Prestige Purchasing founder and chairman David Read suggests inflation may be about to make a comeback

The cost of food and drink at the back door has changed very little for operators since as far back as early 2019. For most of us that feels like a lifetime ago. As always there has been some volatility in some categories (fish and seafood for example has been the wild child of the past couple of years), but swings have been compensated for by roundabouts, and inflation has been mostly benign.

But there are some early signs that prices may be heading upwards again as the months of 2021 unfold. There are a number of reasons for this, the first being international trade.

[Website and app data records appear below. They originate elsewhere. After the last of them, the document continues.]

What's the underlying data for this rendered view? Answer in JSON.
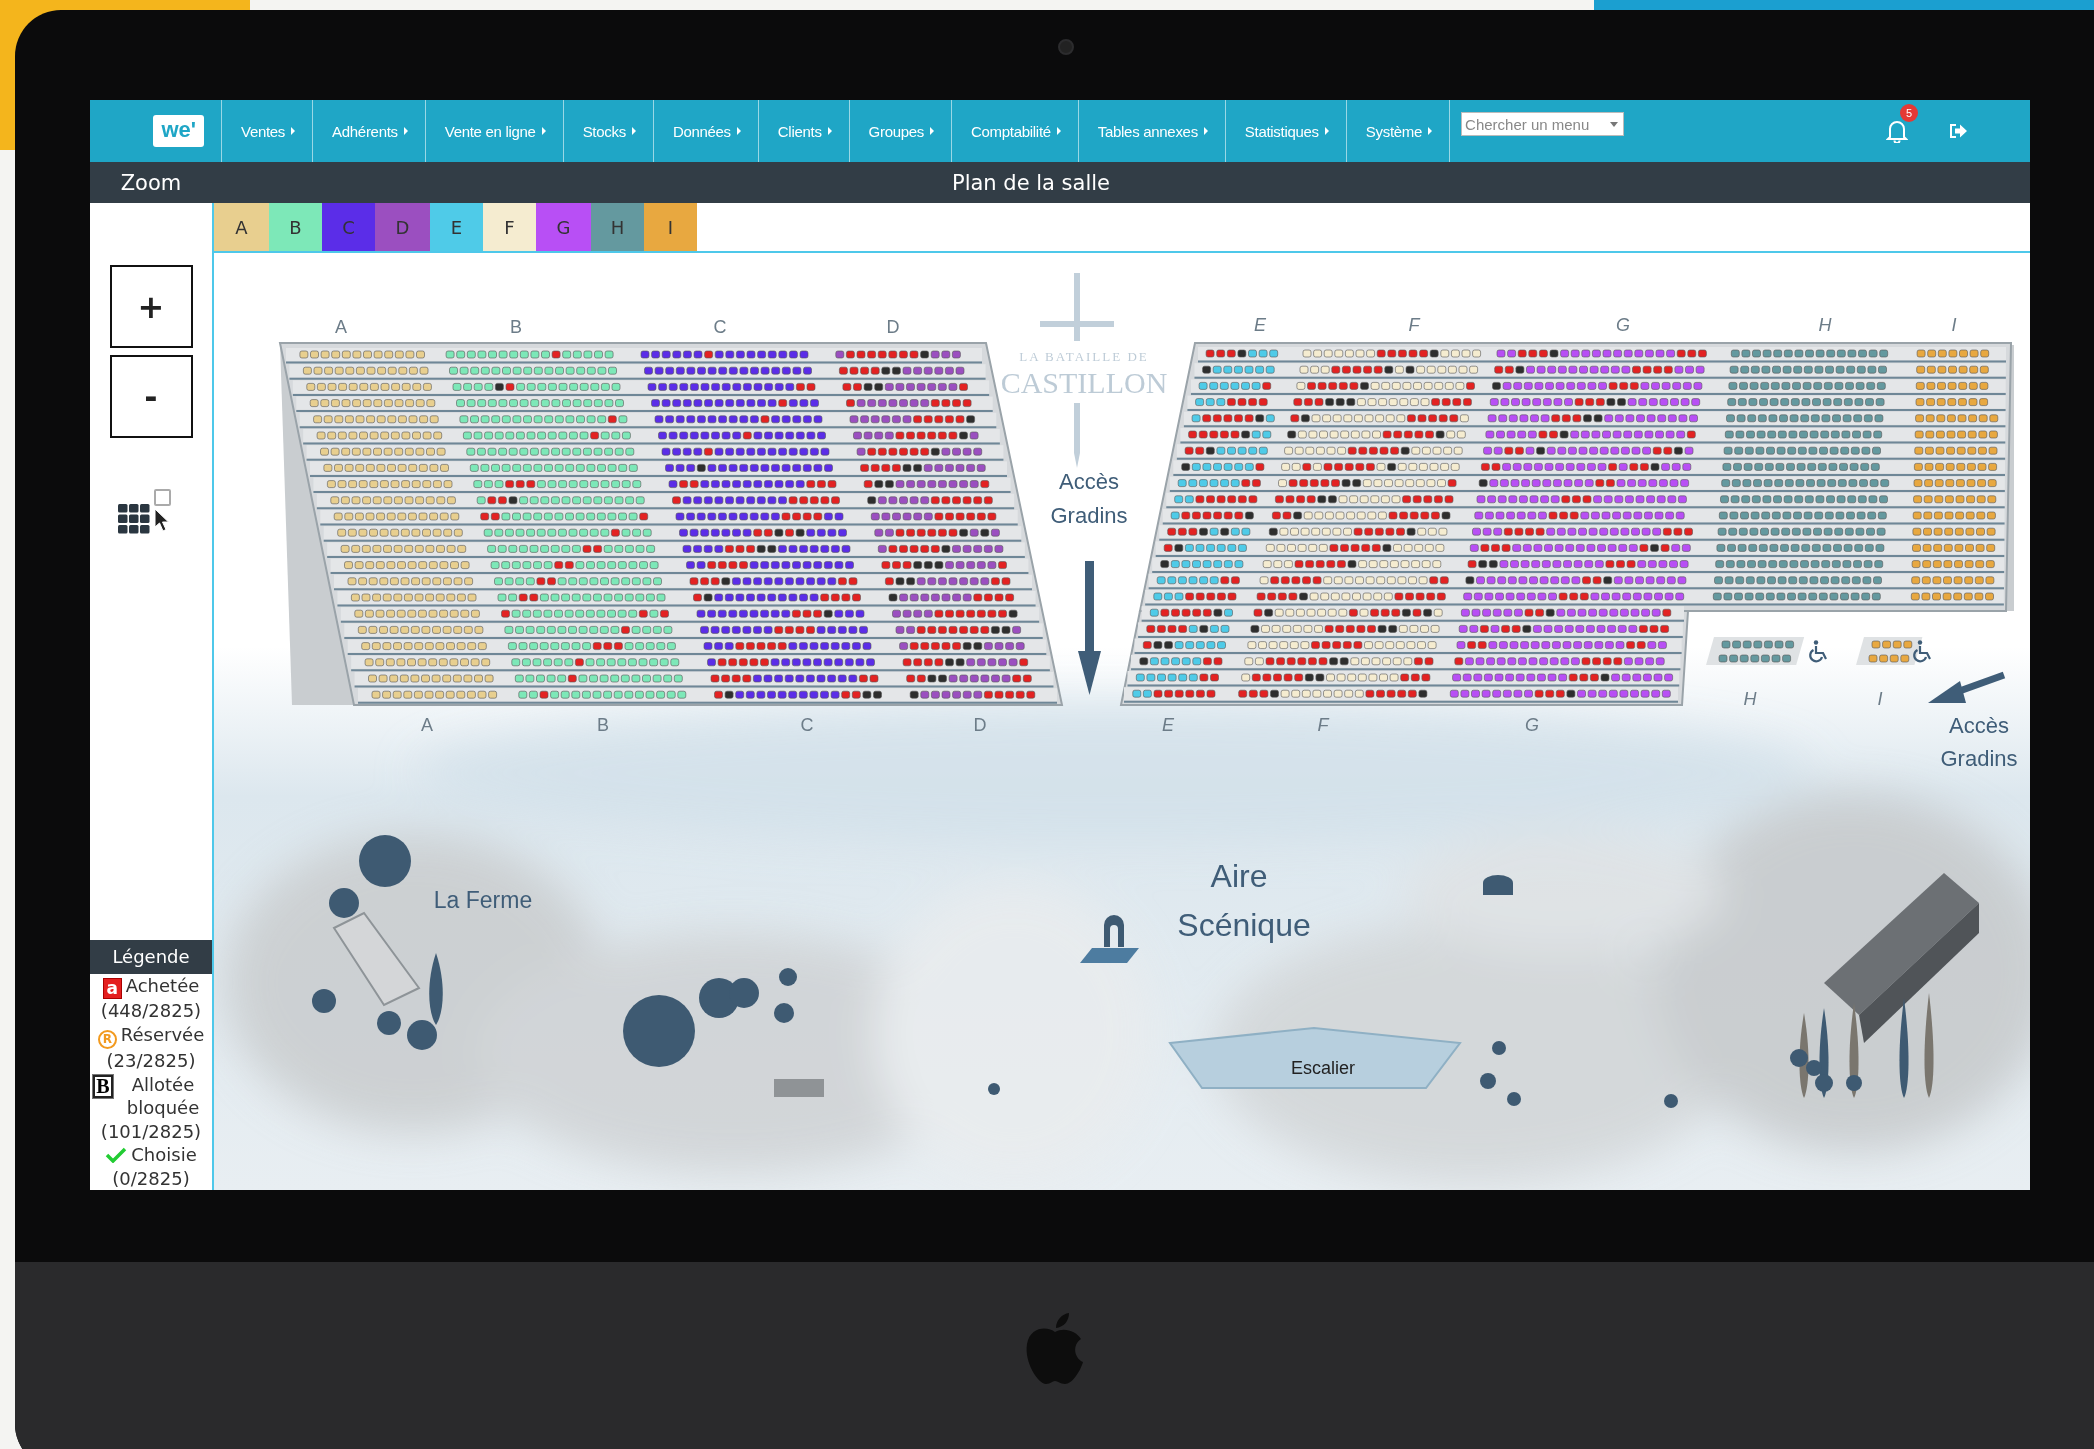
{
  "nav": {
    "logo": "we'",
    "menus": [
      {
        "label": "Ventes"
      },
      {
        "label": "Adhérents"
      },
      {
        "label": "Vente en ligne"
      },
      {
        "label": "Stocks"
      },
      {
        "label": "Données"
      },
      {
        "label": "Clients"
      },
      {
        "label": "Groupes"
      },
      {
        "label": "Comptabilité"
      },
      {
        "label": "Tables annexes"
      },
      {
        "label": "Statistiques"
      },
      {
        "label": "Système"
      }
    ],
    "search": {
      "placeholder": "Chercher un menu"
    },
    "notification_count": "5"
  },
  "title_bar": {
    "left": "Zoom",
    "title": "Plan de la salle"
  },
  "sections": [
    {
      "label": "A",
      "color": "#e8cf8f"
    },
    {
      "label": "B",
      "color": "#7de8b8"
    },
    {
      "label": "C",
      "color": "#5b2de8"
    },
    {
      "label": "D",
      "color": "#9b4fc0"
    },
    {
      "label": "E",
      "color": "#4fcbe8"
    },
    {
      "label": "F",
      "color": "#f5ecd0"
    },
    {
      "label": "G",
      "color": "#b84ff5"
    },
    {
      "label": "H",
      "color": "#64999f"
    },
    {
      "label": "I",
      "color": "#e8a840"
    }
  ],
  "zoom_controls": {
    "zoom_in": "+",
    "zoom_out": "-"
  },
  "selection_tool": {
    "checked": false
  },
  "legend": {
    "title": "Légende",
    "items": [
      {
        "kind": "purchased",
        "symbol": "a",
        "label": "Achetée",
        "count": "(448/2825)"
      },
      {
        "kind": "reserved",
        "symbol": "R",
        "label": "Réservée",
        "count": "(23/2825)"
      },
      {
        "kind": "blocked",
        "symbol": "B",
        "label": "Allotée bloquée",
        "count": "(101/2825)"
      },
      {
        "kind": "chosen",
        "label": "Choisie",
        "count": "(0/2825)"
      }
    ]
  },
  "plan": {
    "logo_lines": [
      "LA BATAILLE DE",
      "CASTILLON"
    ],
    "left_labels_top": [
      "A",
      "B",
      "C",
      "D"
    ],
    "left_labels_bottom": [
      "A",
      "B",
      "C",
      "D"
    ],
    "right_labels_top": [
      "E",
      "F",
      "G",
      "H",
      "I"
    ],
    "right_labels_bottom": [
      "E",
      "F",
      "G"
    ],
    "accessible_labels": [
      "H",
      "I"
    ],
    "access_center": [
      "Accès",
      "Gradins"
    ],
    "access_right": [
      "Accès",
      "Gradins"
    ],
    "areas": {
      "farm": "La Ferme",
      "stage": [
        "Aire",
        "Scénique"
      ],
      "stairs": "Escalier"
    }
  }
}
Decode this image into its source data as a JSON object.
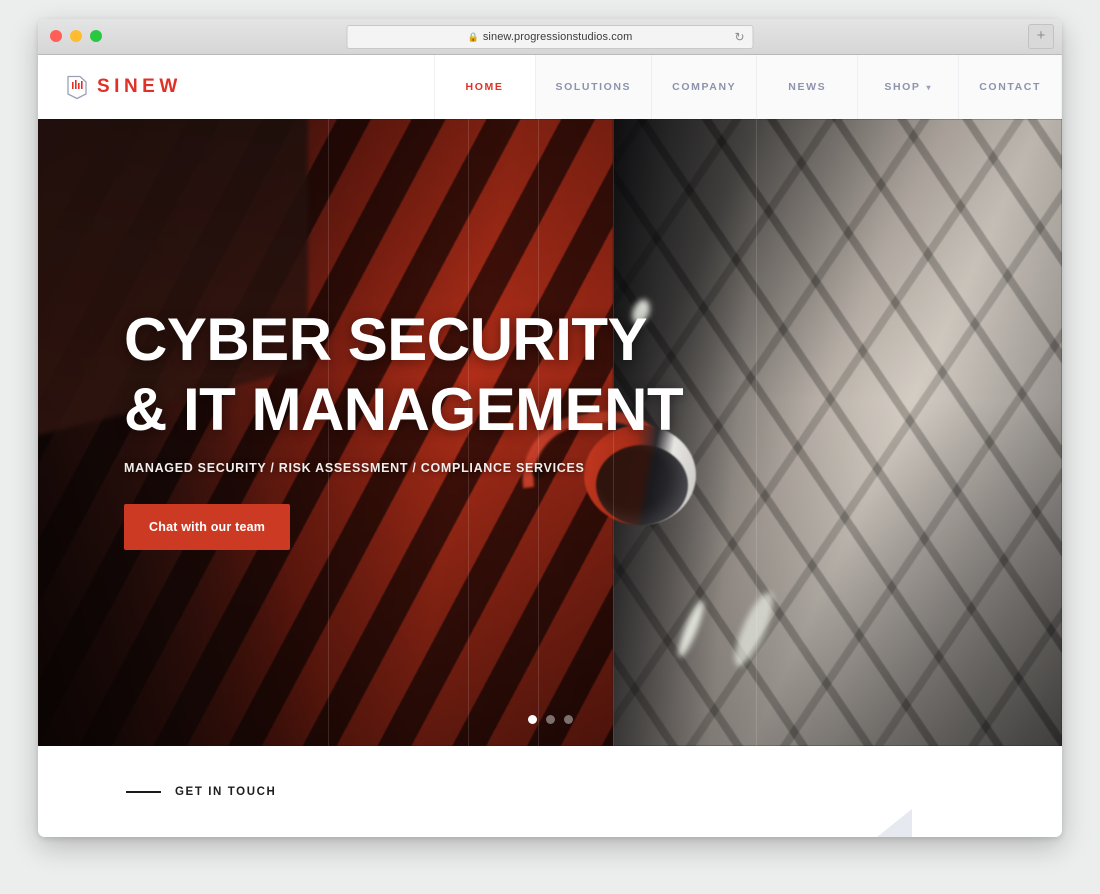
{
  "browser": {
    "url": "sinew.progressionstudios.com",
    "lock_icon": "lock-icon",
    "reload_icon": "reload-icon",
    "newtab_label": "+",
    "traffic_lights": [
      "close",
      "minimize",
      "zoom"
    ]
  },
  "site": {
    "logo_text": "SINEW",
    "logo_icon": "document-shield-icon",
    "accent_color": "#e03127",
    "button_color": "#cd3a24",
    "nav": [
      {
        "label": "HOME",
        "active": true,
        "has_dropdown": false
      },
      {
        "label": "SOLUTIONS",
        "active": false,
        "has_dropdown": false
      },
      {
        "label": "COMPANY",
        "active": false,
        "has_dropdown": false
      },
      {
        "label": "NEWS",
        "active": false,
        "has_dropdown": false
      },
      {
        "label": "SHOP",
        "active": false,
        "has_dropdown": true
      },
      {
        "label": "CONTACT",
        "active": false,
        "has_dropdown": false
      }
    ]
  },
  "hero": {
    "title_line1": "CYBER SECURITY",
    "title_line2": "& IT MANAGEMENT",
    "subtitle": "MANAGED SECURITY / RISK ASSESSMENT / COMPLIANCE SERVICES",
    "cta_label": "Chat with our team",
    "slides": {
      "total": 3,
      "active": 1
    }
  },
  "contact_section": {
    "eyebrow_text": "GET IN TOUCH"
  }
}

Analysis of January’s recently published trade numbers shows an alarmingly large fall year-on-year. Cheese exports for example plummeted from £45m to £7m, while whisky exports nosedived from £105m to £40m. Chocolate exports went from £41m to just £13m, a decline of 68%. Exports of some other goods such as salmon and beef almost stopped altogether, with declines of 98% and 92% respectively. Overall, trade in fish, thanks partly to a complete ban on the exports of certain live shellfish, dropped by 79%. Food and drink imports also fell significantly in the month, driven by a drop of nearly 25% from the EU compared to prior year worth around £700m.

Those who did not support Brexit will no doubt try to use these numbers as a reason why Brexit was a huge mistake. Those who did support it will rightly point to pandemic impacts, pre-January stockpiling, hospitality lockdowns, and temporary issues with additional non-tariff barriers. The truth though will be somewhere in between. Our forecasts made during last year of a high level of trade volatility immediately following the end of the transitional agreement have become a grim reality. The challenge now is to understand what is permanent, and what is temporary.

Overall, food and drink exports collapsed in January, plunging by 75.5% year-on-year, down to £256m from £1bn. Annualised, that is a fall in exports of around £9bn, which if continued would create major changes to both production and import levels of food and drink in the UK. It would be prudent not to put too much reliance on a single month’s numbers, but some kind of permanent correction in trade volume of food and drink does now appear likely. How this will shake out in UK producer and wholesale markets is difficult to predict, but the balance of probability rests on a return to upward movement in prices as a whole.

And macro-economic conditions look to be headed in an inflationary direction too. In his recent 2021 Budget, the Chancellor set out how the government plans to reduce the fiscal deficit over time and pay for pandemic support measures. UK public sector net debt, excluding public sector banks, at the end of January 2021 was £2114.6bn.

Realistically, he has three options: tighten fiscal policy; outgrow the debt burden; or inflate away the debt. His Budget suggests that he will be attempting to do all three.

He did the first when he froze income tax bands until 2026, which as rising wages and inflation do the work, avoids a politically unpopular announcement of higher tax rates, whilst raising an impressive £8bn per year by 2025-26. He also announced an increase in the corporate tax rate from 19% to 25%, which will take effect in 2023, which of course is likely to dominate the fiscal debate over the next few years.

He did the second by announcing a super-deduction capital allowance that will allow companies to cut their tax bill by up to 25p for every £1 they invest, ensuring the UK capital allowances regime is amongst the world’s most competitive in a widely welcomed move that should act as a major investment catalyst.

The final way that the debt burden can be lowered is through higher inflation—higher nominal GDP will lower the debt-to-GDP ratio. The OBR forecasts that inflation will rise from 0.5% in 2020 to 2.0% in 2025—hardly a surprise as one would not expect an official prediction of inflation above the Bank of England’s target. But the incentives for governments and central banks globally will be to allow inflation to drift higher, both to protect against the risk of deflation/negative interest rates and help lower government debt burdens. It feels likely that this will be an increasingly popular route in the months and years ahead.